Exercise: When the word "title" shows up in a line of the data below, copy that whole line.

Data for review:
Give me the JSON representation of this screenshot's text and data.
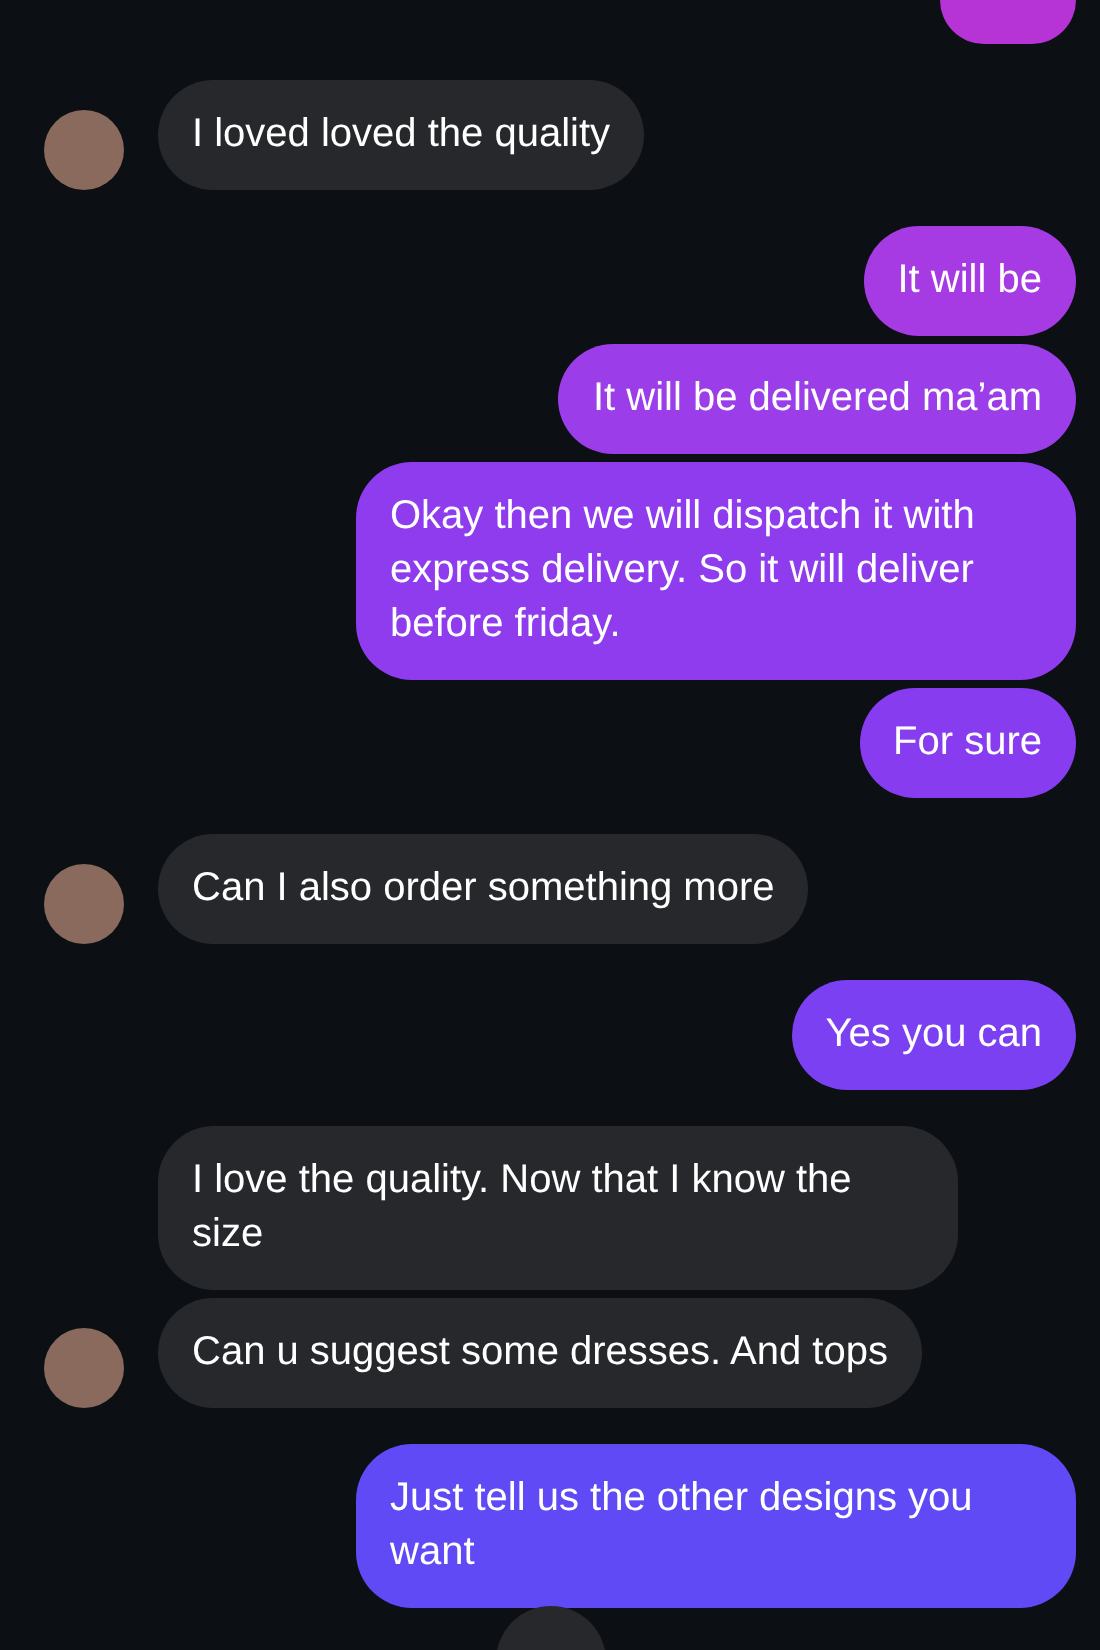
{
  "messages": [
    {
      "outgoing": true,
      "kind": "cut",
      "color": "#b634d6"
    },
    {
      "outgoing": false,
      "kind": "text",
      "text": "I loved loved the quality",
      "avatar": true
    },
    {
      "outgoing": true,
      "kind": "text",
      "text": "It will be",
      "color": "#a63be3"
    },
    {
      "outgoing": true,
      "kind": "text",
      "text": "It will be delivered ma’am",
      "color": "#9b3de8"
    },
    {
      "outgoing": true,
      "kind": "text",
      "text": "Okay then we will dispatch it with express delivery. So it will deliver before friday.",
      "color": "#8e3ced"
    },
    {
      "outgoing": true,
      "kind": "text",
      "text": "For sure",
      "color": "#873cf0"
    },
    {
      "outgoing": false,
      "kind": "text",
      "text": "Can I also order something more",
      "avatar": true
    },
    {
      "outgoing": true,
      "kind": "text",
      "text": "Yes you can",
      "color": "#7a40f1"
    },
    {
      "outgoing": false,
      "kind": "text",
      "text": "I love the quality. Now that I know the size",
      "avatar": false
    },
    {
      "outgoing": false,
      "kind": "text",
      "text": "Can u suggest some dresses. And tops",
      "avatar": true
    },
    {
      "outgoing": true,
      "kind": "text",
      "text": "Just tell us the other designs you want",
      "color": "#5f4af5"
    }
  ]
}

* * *

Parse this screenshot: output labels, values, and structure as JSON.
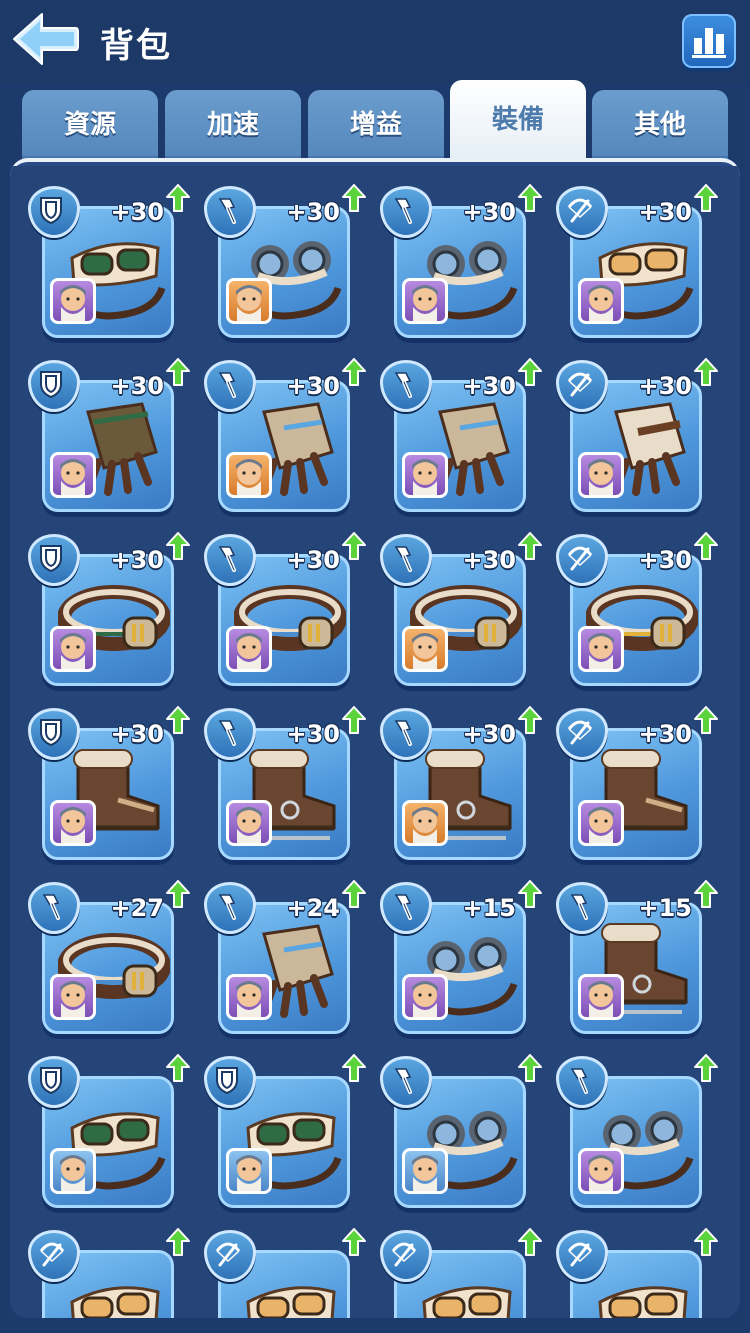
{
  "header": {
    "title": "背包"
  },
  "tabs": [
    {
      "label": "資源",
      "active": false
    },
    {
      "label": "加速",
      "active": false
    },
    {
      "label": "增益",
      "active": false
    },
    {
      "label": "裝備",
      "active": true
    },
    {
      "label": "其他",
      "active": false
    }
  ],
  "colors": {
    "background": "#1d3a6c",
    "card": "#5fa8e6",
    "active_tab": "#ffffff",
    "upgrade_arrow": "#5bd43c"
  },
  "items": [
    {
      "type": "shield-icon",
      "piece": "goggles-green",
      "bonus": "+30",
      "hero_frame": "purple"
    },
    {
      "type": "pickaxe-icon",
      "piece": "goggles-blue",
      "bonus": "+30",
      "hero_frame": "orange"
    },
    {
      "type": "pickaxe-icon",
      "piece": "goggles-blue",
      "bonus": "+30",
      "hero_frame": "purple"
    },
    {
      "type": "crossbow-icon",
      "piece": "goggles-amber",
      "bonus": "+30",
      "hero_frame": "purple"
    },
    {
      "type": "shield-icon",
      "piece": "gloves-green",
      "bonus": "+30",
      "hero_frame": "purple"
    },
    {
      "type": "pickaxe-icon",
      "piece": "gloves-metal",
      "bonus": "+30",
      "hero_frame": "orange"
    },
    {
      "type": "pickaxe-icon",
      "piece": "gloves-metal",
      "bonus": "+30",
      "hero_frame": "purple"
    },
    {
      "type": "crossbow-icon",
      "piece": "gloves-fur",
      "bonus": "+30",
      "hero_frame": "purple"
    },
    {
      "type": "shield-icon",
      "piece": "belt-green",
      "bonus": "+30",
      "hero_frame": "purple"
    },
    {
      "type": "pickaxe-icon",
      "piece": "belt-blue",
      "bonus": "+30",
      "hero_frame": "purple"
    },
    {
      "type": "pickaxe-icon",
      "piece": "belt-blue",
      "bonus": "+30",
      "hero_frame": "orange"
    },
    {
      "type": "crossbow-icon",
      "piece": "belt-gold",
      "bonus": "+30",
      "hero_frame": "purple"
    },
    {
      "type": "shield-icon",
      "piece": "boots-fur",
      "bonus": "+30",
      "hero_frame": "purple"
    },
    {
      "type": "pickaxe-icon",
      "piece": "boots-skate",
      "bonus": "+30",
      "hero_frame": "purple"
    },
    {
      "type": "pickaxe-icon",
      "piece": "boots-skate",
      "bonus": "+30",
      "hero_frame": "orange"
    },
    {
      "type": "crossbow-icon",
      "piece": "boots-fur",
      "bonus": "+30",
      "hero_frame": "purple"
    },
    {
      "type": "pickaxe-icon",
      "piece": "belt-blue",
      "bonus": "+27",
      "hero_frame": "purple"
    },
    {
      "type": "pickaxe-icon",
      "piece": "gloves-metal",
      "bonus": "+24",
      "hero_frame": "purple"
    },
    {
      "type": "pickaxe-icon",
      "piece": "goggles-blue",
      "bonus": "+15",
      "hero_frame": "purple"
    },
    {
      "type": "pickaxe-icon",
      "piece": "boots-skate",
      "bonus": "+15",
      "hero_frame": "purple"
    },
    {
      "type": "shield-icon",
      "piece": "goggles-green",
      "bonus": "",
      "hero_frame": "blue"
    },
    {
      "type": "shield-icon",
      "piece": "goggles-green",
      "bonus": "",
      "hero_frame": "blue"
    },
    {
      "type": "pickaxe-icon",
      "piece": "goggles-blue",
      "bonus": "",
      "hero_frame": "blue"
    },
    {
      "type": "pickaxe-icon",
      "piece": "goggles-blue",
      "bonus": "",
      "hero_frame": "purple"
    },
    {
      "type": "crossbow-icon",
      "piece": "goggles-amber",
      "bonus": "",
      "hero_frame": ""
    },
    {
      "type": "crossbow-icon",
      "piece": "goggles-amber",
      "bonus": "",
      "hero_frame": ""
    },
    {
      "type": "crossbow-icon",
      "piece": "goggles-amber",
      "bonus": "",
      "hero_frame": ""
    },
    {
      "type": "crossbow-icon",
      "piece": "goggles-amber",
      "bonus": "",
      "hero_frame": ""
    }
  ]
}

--

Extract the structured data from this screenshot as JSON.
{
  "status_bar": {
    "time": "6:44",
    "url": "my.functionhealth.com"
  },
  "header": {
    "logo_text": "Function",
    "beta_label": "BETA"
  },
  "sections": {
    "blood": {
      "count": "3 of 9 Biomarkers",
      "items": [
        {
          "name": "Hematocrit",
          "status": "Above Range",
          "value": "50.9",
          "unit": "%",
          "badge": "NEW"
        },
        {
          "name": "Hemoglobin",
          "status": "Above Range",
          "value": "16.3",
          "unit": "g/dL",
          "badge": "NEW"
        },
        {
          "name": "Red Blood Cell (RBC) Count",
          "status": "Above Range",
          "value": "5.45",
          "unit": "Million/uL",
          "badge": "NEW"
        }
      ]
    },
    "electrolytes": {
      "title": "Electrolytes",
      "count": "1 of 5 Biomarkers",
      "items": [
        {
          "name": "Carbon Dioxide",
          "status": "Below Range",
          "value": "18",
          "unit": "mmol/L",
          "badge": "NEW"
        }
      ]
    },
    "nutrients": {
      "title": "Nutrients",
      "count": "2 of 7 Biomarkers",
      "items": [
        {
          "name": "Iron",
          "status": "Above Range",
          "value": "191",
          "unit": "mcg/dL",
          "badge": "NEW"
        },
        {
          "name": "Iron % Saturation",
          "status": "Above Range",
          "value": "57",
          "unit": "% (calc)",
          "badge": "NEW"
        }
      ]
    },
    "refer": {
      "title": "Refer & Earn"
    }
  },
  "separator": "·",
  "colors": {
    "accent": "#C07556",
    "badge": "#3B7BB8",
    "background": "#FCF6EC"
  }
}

Solution to this task:
    "title": "背包"
      "title": "Electrolytes",
      "title": "Nutrients",
      "title": "Refer & Earn"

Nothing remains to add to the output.